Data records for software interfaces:
● ● ● ●

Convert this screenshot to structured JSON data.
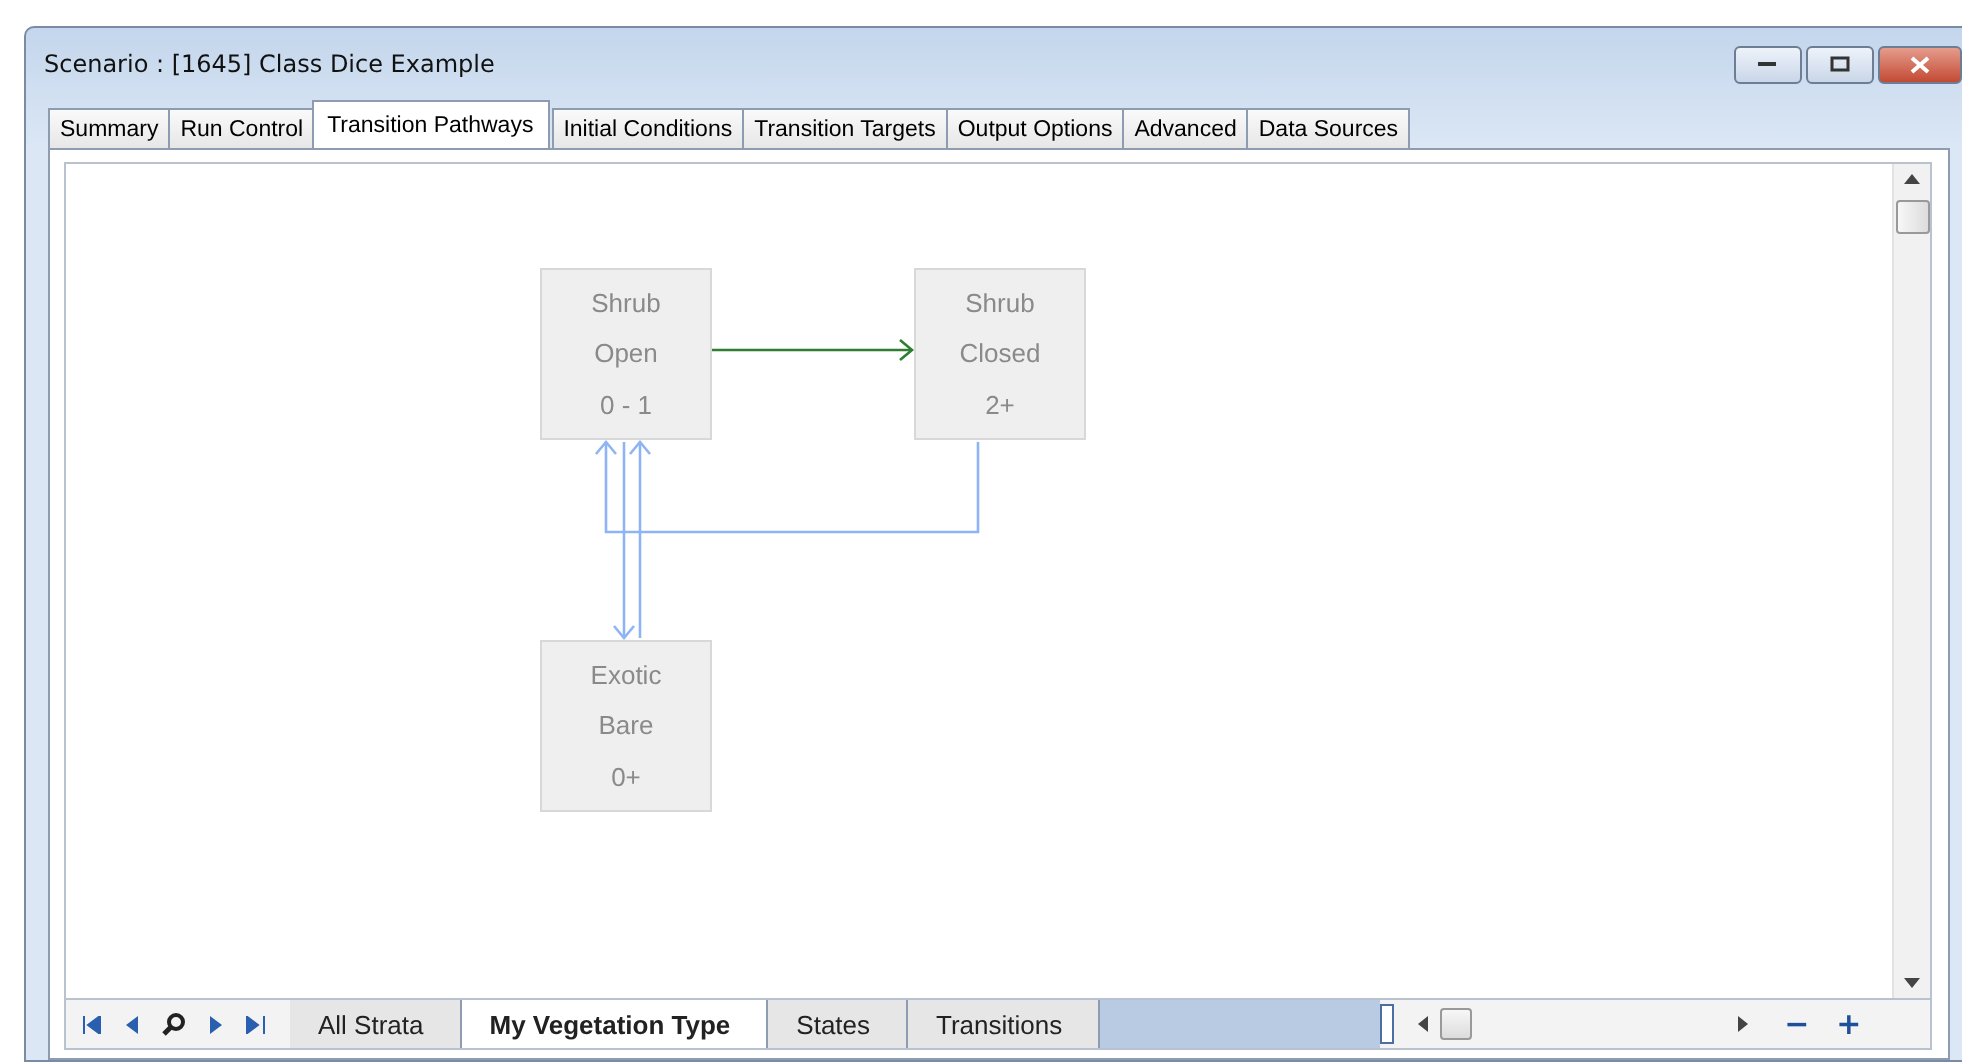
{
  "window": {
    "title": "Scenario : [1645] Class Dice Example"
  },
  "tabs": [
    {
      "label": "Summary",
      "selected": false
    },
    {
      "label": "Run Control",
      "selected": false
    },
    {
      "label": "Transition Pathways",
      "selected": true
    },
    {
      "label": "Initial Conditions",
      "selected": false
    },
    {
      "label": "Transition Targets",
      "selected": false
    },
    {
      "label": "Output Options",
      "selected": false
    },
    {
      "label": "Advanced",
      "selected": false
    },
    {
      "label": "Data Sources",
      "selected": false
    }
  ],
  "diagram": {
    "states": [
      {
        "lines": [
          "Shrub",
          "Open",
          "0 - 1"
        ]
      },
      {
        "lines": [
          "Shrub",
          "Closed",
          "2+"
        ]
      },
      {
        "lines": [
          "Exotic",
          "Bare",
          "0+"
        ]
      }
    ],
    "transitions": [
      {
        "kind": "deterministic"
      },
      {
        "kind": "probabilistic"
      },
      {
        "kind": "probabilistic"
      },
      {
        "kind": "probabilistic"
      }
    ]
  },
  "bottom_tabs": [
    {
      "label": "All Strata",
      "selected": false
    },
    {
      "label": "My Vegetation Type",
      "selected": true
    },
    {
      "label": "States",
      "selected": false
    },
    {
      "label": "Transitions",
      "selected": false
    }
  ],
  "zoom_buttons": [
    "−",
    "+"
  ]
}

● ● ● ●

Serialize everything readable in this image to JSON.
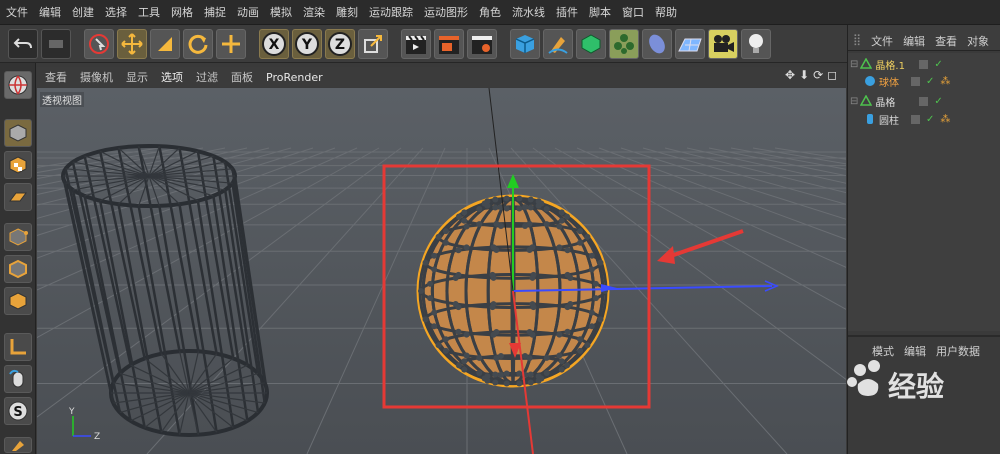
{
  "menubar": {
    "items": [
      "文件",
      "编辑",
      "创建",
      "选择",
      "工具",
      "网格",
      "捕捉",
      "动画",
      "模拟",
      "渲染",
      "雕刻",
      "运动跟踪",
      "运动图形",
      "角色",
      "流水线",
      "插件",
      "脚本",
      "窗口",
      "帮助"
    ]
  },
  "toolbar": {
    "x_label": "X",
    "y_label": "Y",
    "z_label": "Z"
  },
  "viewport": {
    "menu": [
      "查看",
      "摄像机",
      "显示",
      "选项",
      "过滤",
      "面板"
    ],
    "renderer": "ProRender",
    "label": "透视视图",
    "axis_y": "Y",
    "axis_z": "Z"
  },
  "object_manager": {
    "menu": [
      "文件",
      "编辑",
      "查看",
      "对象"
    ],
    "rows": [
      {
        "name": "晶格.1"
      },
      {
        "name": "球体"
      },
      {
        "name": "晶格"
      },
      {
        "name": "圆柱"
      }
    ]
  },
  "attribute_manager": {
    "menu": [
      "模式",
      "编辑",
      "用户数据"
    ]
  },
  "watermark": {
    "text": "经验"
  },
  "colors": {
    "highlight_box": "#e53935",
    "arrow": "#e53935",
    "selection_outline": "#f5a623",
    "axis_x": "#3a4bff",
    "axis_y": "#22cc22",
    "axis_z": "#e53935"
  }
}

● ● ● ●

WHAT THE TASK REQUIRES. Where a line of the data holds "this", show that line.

OUTPUT.
Convert this screenshot to structured JSON data.
Serialize everything readable in this image to JSON.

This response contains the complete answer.